Assuming that this was the work of Islamic extremists and the Jemaah Islamiyah movement was involved then Indonesia and the Asian region is faced with a much more serious problem. Jemaah Islamiyah is suspected of having links with al-Qaeda and even though the strength of these ties cannot be judged for certain, they share the same motivation and objectives. Jemaah Islamiyah has stated that it is dedicated to establishing a pan-Islamic zone across Southeast Asia and is accused of being behind plots to attack US interests in the region.
The scope of international terrorism has widened to include Southeast Asia. This is something analysts have feared for some time now. Indonesia is seen as an ideal base of operations for Islamic terrorists given its population size and geographical location and from there they could easily extend their reach to neighbouring countries. By locating to Indonesia and other Asian states, there is the possibility that the extremists can exploit cleavages in the political and economic fabric that was torn apart by the economic crisis of 1998. Indonesia has not recovered from this crisis that saw its currency and financial markets plummet and these attacks will only serve to aggravate that damage. There is already debate over the impact the attacks will have on the Indonesian economy and whether it can ever recover. Tourism was one of the last big money earners for the country and it is doubtful that the tourist industry will ever recover.
Out of this has come much political and ethnic instability and violence. Nationalist and ethnic tensions have never been far from the surface within Indonesian society and in the past four years these have boiled over into conflict. It is possible that these attacks were a continuation of that cycle of violence and that the extreme nationalists decided to widen their campaign to include foreigners but the last four years have witnessed the rise of Islamic extremists in this part of the world. This is the first time foreigners have been targeted so this has definitely set a new and dangerous precedent. What these attacks tell us is that there are elements within Indonesia that do not want western influence or participation in their country and that they are now considered targets. It also suggests much anti-US sentiment is there as well and these two factors are linked. The US led war on terrorism has outraged many in Indonesia as it has elsewhere and the Indonesian government has been forced to walk a tight line between its support for the US and those groups within its own borders who oppose this support and seek to overthrow it.

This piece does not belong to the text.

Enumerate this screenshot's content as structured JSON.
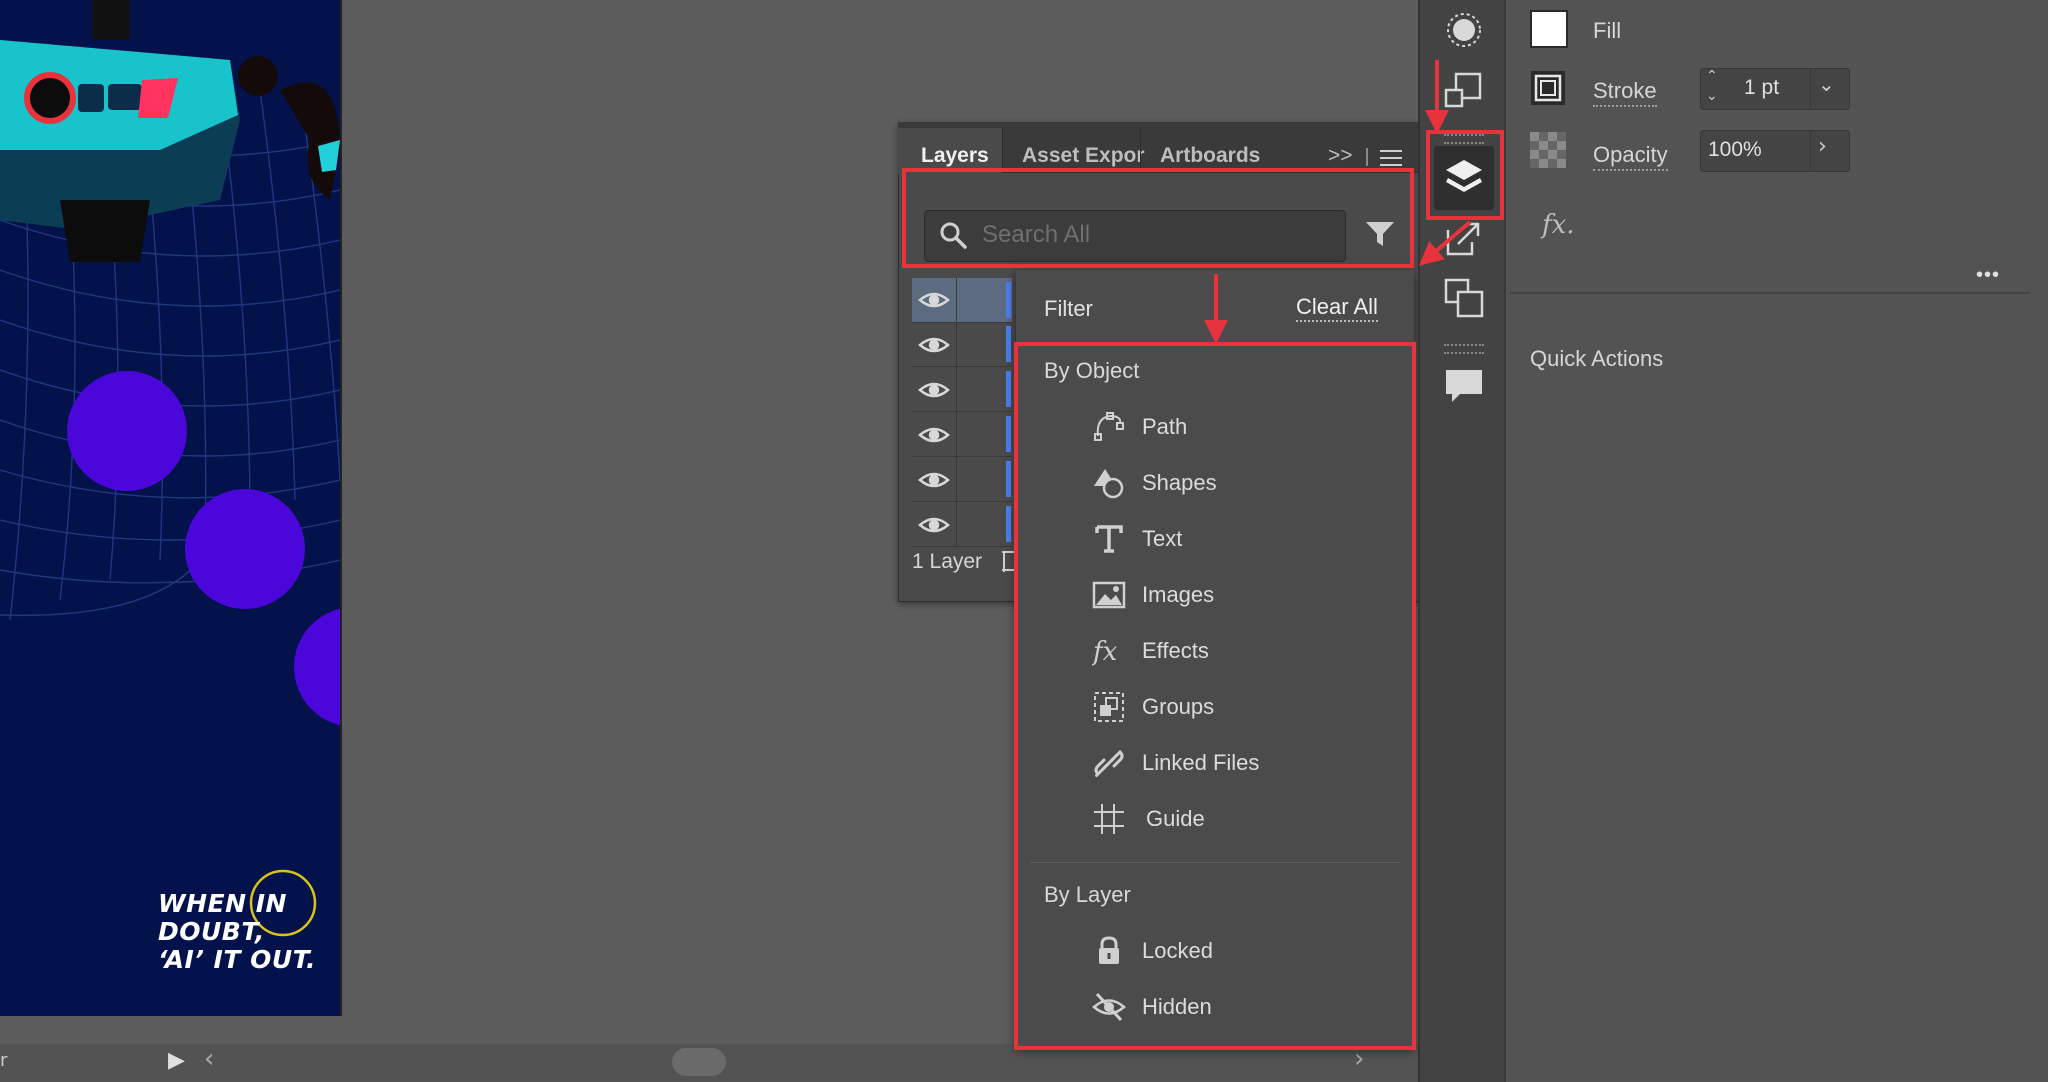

It is still unknown who or what group carried out these attacks and why and only when this is known can the link to al-Qaeda be determined. Until then it is merely speculation and suspicion but it cannot be ruled out. If these attacks mark the beginning of a new terrorist offensive then the emphasis must shift from the Middle East to Southeast Asia and Indonesia and other regional governments must be pressed to do more to counter this threat. Nevertheless these attacks hint at much instability and uncertainty for the Asian region and that after Afghanistan, countries such as Indonesia are the next place for al-Qaeda and its affiliates to gather. The war on terrorism now has a new front.